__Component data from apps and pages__
---*---
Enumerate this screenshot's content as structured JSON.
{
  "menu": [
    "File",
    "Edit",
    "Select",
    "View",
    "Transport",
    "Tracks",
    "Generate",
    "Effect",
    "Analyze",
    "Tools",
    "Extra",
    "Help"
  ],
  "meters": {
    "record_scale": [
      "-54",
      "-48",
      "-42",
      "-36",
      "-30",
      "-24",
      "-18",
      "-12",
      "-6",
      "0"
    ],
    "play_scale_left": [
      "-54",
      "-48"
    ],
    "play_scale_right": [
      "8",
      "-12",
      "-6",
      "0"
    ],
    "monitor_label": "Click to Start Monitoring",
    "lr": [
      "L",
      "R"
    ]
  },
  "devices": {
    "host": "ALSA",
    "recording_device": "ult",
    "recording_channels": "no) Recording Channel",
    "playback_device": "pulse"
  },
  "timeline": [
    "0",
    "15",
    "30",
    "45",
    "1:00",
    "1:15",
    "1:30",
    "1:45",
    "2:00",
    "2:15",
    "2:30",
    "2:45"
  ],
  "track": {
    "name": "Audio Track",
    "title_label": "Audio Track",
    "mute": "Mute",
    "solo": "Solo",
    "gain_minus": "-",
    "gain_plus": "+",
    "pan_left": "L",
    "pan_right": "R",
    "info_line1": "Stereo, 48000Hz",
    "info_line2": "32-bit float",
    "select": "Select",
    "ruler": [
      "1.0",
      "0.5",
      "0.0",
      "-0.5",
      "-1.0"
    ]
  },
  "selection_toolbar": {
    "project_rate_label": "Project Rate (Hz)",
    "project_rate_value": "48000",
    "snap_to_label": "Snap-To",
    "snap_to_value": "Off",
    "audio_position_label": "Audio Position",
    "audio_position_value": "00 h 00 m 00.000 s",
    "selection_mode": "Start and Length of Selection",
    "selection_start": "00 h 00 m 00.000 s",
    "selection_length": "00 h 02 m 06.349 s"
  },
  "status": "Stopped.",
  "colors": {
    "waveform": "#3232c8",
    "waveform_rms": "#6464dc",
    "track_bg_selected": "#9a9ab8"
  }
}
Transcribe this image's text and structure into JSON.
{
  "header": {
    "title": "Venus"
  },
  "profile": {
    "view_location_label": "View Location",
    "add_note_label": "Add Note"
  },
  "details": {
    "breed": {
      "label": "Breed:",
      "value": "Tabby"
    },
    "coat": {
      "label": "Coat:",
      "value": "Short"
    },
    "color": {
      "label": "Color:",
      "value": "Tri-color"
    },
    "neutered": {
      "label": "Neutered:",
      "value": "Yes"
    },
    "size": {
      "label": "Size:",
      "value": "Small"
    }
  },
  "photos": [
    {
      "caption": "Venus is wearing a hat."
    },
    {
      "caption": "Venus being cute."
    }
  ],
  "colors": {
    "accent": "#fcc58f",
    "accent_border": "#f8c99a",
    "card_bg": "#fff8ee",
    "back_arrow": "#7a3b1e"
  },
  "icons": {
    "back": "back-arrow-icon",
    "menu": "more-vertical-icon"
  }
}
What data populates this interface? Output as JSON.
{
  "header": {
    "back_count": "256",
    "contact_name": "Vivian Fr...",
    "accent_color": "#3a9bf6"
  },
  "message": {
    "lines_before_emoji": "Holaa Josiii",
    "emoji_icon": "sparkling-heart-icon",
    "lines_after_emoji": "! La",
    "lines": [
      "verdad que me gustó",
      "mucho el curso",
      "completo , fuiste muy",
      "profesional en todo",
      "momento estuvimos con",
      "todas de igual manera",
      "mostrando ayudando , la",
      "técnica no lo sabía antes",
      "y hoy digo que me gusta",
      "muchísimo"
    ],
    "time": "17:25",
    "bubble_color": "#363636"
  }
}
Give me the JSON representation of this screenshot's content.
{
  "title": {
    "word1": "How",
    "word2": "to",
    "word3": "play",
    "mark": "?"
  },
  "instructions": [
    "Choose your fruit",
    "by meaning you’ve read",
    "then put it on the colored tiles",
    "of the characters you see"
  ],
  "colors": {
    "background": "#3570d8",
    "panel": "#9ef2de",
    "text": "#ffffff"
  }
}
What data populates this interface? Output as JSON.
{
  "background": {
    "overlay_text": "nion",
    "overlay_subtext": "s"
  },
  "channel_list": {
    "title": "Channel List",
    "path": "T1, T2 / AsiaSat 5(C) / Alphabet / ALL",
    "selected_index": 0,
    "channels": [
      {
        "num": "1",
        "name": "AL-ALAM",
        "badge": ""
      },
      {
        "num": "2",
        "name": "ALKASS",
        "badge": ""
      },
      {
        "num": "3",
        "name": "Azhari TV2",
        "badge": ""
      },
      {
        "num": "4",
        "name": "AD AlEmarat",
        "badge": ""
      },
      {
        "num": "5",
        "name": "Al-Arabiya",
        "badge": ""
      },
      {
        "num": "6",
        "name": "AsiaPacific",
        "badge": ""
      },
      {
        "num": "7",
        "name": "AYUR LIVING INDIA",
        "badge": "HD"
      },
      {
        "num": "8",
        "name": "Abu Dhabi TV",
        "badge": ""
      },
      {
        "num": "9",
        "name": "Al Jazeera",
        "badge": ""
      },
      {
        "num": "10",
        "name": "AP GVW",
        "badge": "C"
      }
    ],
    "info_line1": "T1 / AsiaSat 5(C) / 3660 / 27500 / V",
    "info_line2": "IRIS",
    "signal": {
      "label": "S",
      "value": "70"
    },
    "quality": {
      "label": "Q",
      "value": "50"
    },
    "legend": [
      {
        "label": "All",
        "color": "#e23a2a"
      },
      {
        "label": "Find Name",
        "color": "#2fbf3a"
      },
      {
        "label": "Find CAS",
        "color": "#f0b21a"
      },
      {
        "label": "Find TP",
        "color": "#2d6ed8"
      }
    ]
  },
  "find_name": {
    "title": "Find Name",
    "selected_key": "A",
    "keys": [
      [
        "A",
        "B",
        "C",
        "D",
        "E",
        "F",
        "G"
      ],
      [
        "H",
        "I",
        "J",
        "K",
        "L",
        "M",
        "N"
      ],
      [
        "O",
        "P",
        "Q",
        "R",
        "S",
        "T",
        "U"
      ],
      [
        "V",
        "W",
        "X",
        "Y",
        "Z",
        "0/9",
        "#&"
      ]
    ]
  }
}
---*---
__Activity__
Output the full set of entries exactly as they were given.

__Solved exercise__
Enumerate this screenshot's content as structured JSON.
{
  "menu": [
    "File",
    "Edit",
    "Select",
    "View",
    "Transport",
    "Tracks",
    "Generate",
    "Effect",
    "Analyze",
    "Tools",
    "Extra",
    "Help"
  ],
  "meters": {
    "record_scale": [
      "-54",
      "-48",
      "-42",
      "-36",
      "-30",
      "-24",
      "-18",
      "-12",
      "-6",
      "0"
    ],
    "play_scale_left": [
      "-54",
      "-48"
    ],
    "play_scale_right": [
      "8",
      "-12",
      "-6",
      "0"
    ],
    "monitor_label": "Click to Start Monitoring",
    "lr": [
      "L",
      "R"
    ]
  },
  "devices": {
    "host": "ALSA",
    "recording_device": "ult",
    "recording_channels": "no) Recording Channel",
    "playback_device": "pulse"
  },
  "timeline": [
    "0",
    "15",
    "30",
    "45",
    "1:00",
    "1:15",
    "1:30",
    "1:45",
    "2:00",
    "2:15",
    "2:30",
    "2:45"
  ],
  "track": {
    "name": "Audio Track",
    "title_label": "Audio Track",
    "mute": "Mute",
    "solo": "Solo",
    "gain_minus": "-",
    "gain_plus": "+",
    "pan_left": "L",
    "pan_right": "R",
    "info_line1": "Stereo, 48000Hz",
    "info_line2": "32-bit float",
    "select": "Select",
    "ruler": [
      "1.0",
      "0.5",
      "0.0",
      "-0.5",
      "-1.0"
    ]
  },
  "selection_toolbar": {
    "project_rate_label": "Project Rate (Hz)",
    "project_rate_value": "48000",
    "snap_to_label": "Snap-To",
    "snap_to_value": "Off",
    "audio_position_label": "Audio Position",
    "audio_position_value": "00 h 00 m 00.000 s",
    "selection_mode": "Start and Length of Selection",
    "selection_start": "00 h 00 m 00.000 s",
    "selection_length": "00 h 02 m 06.349 s"
  },
  "status": "Stopped.",
  "colors": {
    "waveform": "#3232c8",
    "waveform_rms": "#6464dc",
    "track_bg_selected": "#9a9ab8"
  }
}
Transcribe this image's text and structure into JSON.
{
  "header": {
    "title": "Venus"
  },
  "profile": {
    "view_location_label": "View Location",
    "add_note_label": "Add Note"
  },
  "details": {
    "breed": {
      "label": "Breed:",
      "value": "Tabby"
    },
    "coat": {
      "label": "Coat:",
      "value": "Short"
    },
    "color": {
      "label": "Color:",
      "value": "Tri-color"
    },
    "neutered": {
      "label": "Neutered:",
      "value": "Yes"
    },
    "size": {
      "label": "Size:",
      "value": "Small"
    }
  },
  "photos": [
    {
      "caption": "Venus is wearing a hat."
    },
    {
      "caption": "Venus being cute."
    }
  ],
  "colors": {
    "accent": "#fcc58f",
    "accent_border": "#f8c99a",
    "card_bg": "#fff8ee",
    "back_arrow": "#7a3b1e"
  },
  "icons": {
    "back": "back-arrow-icon",
    "menu": "more-vertical-icon"
  }
}
What data populates this interface? Output as JSON.
{
  "header": {
    "back_count": "256",
    "contact_name": "Vivian Fr...",
    "accent_color": "#3a9bf6"
  },
  "message": {
    "lines_before_emoji": "Holaa Josiii",
    "emoji_icon": "sparkling-heart-icon",
    "lines_after_emoji": "! La",
    "lines": [
      "verdad que me gustó",
      "mucho el curso",
      "completo , fuiste muy",
      "profesional en todo",
      "momento estuvimos con",
      "todas de igual manera",
      "mostrando ayudando , la",
      "técnica no lo sabía antes",
      "y hoy digo que me gusta",
      "muchísimo"
    ],
    "time": "17:25",
    "bubble_color": "#363636"
  }
}
Give me the JSON representation of this screenshot's content.
{
  "title": {
    "word1": "How",
    "word2": "to",
    "word3": "play",
    "mark": "?"
  },
  "instructions": [
    "Choose your fruit",
    "by meaning you’ve read",
    "then put it on the colored tiles",
    "of the characters you see"
  ],
  "colors": {
    "background": "#3570d8",
    "panel": "#9ef2de",
    "text": "#ffffff"
  }
}
What data populates this interface? Output as JSON.
{
  "background": {
    "overlay_text": "nion",
    "overlay_subtext": "s"
  },
  "channel_list": {
    "title": "Channel List",
    "path": "T1, T2 / AsiaSat 5(C) / Alphabet / ALL",
    "selected_index": 0,
    "channels": [
      {
        "num": "1",
        "name": "AL-ALAM",
        "badge": ""
      },
      {
        "num": "2",
        "name": "ALKASS",
        "badge": ""
      },
      {
        "num": "3",
        "name": "Azhari TV2",
        "badge": ""
      },
      {
        "num": "4",
        "name": "AD AlEmarat",
        "badge": ""
      },
      {
        "num": "5",
        "name": "Al-Arabiya",
        "badge": ""
      },
      {
        "num": "6",
        "name": "AsiaPacific",
        "badge": ""
      },
      {
        "num": "7",
        "name": "AYUR LIVING INDIA",
        "badge": "HD"
      },
      {
        "num": "8",
        "name": "Abu Dhabi TV",
        "badge": ""
      },
      {
        "num": "9",
        "name": "Al Jazeera",
        "badge": ""
      },
      {
        "num": "10",
        "name": "AP GVW",
        "badge": "C"
      }
    ],
    "info_line1": "T1 / AsiaSat 5(C) / 3660 / 27500 / V",
    "info_line2": "IRIS",
    "signal": {
      "label": "S",
      "value": "70"
    },
    "quality": {
      "label": "Q",
      "value": "50"
    },
    "legend": [
      {
        "label": "All",
        "color": "#e23a2a"
      },
      {
        "label": "Find Name",
        "color": "#2fbf3a"
      },
      {
        "label": "Find CAS",
        "color": "#f0b21a"
      },
      {
        "label": "Find TP",
        "color": "#2d6ed8"
      }
    ]
  },
  "find_name": {
    "title": "Find Name",
    "selected_key": "A",
    "keys": [
      [
        "A",
        "B",
        "C",
        "D",
        "E",
        "F",
        "G"
      ],
      [
        "H",
        "I",
        "J",
        "K",
        "L",
        "M",
        "N"
      ],
      [
        "O",
        "P",
        "Q",
        "R",
        "S",
        "T",
        "U"
      ],
      [
        "V",
        "W",
        "X",
        "Y",
        "Z",
        "0/9",
        "#&"
      ]
    ]
  }
}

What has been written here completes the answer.